Energy Medicine, Uncategorized

Nanosponge decoy fights superbug infections

Nanosponge decoy fights superbug infections

Medicated adhesive patches have become a preferred method of delivery for everything from nicotine to hormones to motion sickness medication. Researchers at Drexel University are trying to expand the possibilities of this system–called transdermal delivery–with the help of a cleverly designed delivery vehicle and an ultrasonic “push,” or pressure from sound waves. The advantage of transdermal drug delivery is the ability to regulate the release of medication into the bloodstream and promote a more direct interaction of the treatment with the affected area. But the challenge of this method is that the skin is very good at protecting the body from invaders–even the helpful kind. Steven P. Wrenn, of Drexel’s College of Engineering, and Peter A. Lewin, from Drexel’s School of Biomedical Engineering, Science and Health Systems, lead a team that is investigating the molecular architecture of human skin and certain promising drugs and compounds, as well as the mechanics of an ultrasound interface necessary to broaden the capabilities of transdermal drug delivery. Their work is part of a larger trend: More and more, researchers are exploring advanced materials and manufacturing techniques for biomedical applications. New, high-precision technologies and more rapid, personalized fabrication methods allow engineers to design on smaller scales, such as those required to traverse the human body. Credit: Drexel University

 

 

 

Provided by National Science Foundation 

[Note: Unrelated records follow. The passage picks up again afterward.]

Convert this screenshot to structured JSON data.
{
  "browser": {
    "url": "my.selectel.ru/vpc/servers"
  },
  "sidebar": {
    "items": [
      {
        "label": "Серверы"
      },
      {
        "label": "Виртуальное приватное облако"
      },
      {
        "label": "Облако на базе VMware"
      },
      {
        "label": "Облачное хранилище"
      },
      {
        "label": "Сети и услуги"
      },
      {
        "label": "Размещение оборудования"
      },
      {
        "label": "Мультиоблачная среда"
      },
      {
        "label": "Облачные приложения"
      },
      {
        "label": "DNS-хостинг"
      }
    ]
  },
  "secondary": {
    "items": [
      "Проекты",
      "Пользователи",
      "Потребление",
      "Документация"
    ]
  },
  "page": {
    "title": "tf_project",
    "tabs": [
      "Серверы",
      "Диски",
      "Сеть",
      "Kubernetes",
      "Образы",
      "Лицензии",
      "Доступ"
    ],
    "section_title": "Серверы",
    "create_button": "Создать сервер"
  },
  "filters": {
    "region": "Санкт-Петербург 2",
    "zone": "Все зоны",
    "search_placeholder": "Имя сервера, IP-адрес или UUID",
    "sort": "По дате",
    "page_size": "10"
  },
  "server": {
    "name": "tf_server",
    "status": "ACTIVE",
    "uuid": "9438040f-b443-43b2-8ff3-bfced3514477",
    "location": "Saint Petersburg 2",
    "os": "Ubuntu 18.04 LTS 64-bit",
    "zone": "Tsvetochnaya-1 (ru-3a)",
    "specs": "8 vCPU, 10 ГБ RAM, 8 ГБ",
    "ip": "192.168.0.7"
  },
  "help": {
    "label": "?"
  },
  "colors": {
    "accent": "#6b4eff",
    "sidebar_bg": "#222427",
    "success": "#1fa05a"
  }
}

Leave a Reply

Your email address will not be published. Required fields are marked *